[Source data]
=== Section Start ===

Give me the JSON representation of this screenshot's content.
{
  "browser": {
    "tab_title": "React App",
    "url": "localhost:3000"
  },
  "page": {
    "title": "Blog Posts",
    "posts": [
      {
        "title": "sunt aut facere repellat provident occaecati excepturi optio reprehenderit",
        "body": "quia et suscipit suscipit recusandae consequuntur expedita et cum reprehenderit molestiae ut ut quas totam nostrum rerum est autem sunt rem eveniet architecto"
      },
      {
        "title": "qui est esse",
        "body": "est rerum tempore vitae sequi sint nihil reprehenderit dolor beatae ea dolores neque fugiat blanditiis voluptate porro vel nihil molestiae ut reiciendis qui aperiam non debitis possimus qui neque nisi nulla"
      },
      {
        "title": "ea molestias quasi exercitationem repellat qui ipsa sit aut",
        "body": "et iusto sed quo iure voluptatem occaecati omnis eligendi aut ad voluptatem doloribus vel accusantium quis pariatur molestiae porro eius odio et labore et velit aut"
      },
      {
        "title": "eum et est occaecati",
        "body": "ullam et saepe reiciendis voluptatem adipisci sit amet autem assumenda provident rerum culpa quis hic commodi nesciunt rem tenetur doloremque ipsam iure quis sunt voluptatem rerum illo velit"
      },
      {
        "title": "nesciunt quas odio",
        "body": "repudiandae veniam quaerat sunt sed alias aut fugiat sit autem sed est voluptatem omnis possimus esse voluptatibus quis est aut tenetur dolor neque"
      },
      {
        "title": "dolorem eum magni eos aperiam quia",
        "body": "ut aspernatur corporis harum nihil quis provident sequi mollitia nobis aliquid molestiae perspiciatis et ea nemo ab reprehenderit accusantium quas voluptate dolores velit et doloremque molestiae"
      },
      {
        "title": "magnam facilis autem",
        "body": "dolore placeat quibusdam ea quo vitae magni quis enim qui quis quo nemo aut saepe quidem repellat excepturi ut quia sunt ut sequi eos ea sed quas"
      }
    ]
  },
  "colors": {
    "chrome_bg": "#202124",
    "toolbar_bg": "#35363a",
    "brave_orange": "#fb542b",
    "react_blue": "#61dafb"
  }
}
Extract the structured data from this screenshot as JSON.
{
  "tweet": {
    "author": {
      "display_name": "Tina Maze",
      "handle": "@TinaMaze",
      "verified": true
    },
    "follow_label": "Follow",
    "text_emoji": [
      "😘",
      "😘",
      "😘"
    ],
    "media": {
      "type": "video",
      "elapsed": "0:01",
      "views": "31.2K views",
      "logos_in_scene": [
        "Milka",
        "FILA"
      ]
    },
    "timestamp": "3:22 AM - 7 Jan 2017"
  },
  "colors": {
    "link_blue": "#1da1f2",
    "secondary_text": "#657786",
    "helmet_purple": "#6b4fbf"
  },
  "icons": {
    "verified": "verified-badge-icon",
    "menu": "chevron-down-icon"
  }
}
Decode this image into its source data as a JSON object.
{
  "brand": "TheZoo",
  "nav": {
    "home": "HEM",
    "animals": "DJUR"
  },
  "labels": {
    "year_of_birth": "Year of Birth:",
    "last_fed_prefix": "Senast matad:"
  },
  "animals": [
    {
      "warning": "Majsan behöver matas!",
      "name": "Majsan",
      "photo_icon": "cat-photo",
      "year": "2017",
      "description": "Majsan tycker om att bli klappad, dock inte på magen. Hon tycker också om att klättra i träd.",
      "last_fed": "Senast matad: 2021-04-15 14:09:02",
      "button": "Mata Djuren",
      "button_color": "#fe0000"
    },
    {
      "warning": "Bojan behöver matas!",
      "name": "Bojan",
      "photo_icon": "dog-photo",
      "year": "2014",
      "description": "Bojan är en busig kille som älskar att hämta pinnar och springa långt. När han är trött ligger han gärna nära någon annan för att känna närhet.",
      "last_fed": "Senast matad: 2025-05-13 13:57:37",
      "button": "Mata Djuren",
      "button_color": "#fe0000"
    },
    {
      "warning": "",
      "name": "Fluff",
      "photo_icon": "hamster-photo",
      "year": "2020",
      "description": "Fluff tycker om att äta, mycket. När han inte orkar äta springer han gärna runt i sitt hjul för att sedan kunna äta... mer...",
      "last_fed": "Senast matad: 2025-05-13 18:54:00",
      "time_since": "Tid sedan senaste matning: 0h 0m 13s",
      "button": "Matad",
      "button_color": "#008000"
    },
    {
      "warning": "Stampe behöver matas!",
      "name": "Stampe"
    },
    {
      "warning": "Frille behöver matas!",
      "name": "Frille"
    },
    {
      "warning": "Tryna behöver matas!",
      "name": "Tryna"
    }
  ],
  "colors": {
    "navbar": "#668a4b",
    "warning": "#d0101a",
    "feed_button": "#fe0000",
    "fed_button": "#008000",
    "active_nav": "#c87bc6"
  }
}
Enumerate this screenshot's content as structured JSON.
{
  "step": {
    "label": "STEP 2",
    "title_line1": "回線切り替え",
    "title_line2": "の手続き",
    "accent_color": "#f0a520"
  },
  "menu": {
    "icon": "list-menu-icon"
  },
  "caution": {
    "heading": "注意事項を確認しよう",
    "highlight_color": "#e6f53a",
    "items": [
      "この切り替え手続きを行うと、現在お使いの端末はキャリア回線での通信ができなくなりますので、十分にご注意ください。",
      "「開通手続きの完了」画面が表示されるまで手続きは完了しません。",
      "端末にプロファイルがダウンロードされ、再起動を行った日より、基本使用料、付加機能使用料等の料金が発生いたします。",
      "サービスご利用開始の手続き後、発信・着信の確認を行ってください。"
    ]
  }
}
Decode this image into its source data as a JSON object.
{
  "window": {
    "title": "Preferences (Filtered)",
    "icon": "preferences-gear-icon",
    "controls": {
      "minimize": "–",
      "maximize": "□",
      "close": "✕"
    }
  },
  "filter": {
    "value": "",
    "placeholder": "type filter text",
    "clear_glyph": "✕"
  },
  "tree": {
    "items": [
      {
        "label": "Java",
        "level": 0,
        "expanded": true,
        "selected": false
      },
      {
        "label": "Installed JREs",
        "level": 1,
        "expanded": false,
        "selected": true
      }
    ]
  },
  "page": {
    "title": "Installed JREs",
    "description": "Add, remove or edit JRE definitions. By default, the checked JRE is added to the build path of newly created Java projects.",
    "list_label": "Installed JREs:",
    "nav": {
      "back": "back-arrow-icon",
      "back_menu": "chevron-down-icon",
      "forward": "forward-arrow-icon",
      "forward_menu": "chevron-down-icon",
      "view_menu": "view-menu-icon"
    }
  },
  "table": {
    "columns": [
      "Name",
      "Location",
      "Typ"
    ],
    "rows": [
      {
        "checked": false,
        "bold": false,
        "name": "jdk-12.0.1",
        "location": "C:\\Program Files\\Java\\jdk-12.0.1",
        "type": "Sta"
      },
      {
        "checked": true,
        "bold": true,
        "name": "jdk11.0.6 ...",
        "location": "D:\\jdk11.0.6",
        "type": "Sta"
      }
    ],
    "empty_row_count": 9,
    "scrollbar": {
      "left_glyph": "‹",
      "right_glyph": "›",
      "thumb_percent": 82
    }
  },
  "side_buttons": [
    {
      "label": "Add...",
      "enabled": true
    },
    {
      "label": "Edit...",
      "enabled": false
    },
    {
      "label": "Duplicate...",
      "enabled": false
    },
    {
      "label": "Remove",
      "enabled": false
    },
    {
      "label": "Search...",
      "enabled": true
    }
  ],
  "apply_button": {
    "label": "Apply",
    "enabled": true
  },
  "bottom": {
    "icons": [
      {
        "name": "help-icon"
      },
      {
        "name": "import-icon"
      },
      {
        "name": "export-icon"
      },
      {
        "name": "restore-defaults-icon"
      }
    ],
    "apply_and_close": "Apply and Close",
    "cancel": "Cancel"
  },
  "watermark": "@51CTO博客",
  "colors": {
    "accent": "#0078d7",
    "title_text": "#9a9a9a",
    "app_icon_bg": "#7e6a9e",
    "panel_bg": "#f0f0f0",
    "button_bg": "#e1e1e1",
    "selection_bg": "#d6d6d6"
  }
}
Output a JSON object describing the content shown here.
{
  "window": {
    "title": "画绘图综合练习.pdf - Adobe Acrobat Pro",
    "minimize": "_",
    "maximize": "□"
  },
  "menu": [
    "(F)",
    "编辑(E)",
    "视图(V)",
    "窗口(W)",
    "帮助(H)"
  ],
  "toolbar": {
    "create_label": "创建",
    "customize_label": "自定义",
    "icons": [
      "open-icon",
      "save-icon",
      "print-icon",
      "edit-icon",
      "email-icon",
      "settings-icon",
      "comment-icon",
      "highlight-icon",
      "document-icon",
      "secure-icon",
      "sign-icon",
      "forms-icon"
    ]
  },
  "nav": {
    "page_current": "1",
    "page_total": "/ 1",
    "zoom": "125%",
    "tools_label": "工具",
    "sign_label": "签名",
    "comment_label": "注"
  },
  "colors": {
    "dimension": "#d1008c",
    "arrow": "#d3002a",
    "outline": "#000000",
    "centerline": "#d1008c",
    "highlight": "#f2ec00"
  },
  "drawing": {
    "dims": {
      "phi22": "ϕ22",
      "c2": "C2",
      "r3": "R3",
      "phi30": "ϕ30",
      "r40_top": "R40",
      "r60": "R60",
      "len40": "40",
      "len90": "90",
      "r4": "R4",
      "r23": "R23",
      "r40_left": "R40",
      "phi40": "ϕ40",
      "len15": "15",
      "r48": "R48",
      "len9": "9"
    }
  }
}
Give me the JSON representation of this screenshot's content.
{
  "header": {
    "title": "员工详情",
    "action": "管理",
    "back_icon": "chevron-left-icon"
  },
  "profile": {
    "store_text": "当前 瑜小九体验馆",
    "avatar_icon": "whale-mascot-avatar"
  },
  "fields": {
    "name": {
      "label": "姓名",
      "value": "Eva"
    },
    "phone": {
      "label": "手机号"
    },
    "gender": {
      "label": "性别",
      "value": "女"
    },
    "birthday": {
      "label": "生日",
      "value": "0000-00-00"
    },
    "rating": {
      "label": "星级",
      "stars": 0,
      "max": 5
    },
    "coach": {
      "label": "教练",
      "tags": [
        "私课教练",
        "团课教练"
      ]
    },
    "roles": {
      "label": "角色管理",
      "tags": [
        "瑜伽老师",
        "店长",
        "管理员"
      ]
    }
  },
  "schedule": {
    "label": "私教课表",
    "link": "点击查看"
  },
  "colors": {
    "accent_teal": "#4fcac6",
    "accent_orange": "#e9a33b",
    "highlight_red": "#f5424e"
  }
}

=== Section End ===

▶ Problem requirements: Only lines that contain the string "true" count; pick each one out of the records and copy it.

▶ Answer section:
      "verified": true
        "expanded": true,
        "selected": true
        "checked": true,
        "bold": true,
      "enabled": true
      "enabled": true
    "enabled": true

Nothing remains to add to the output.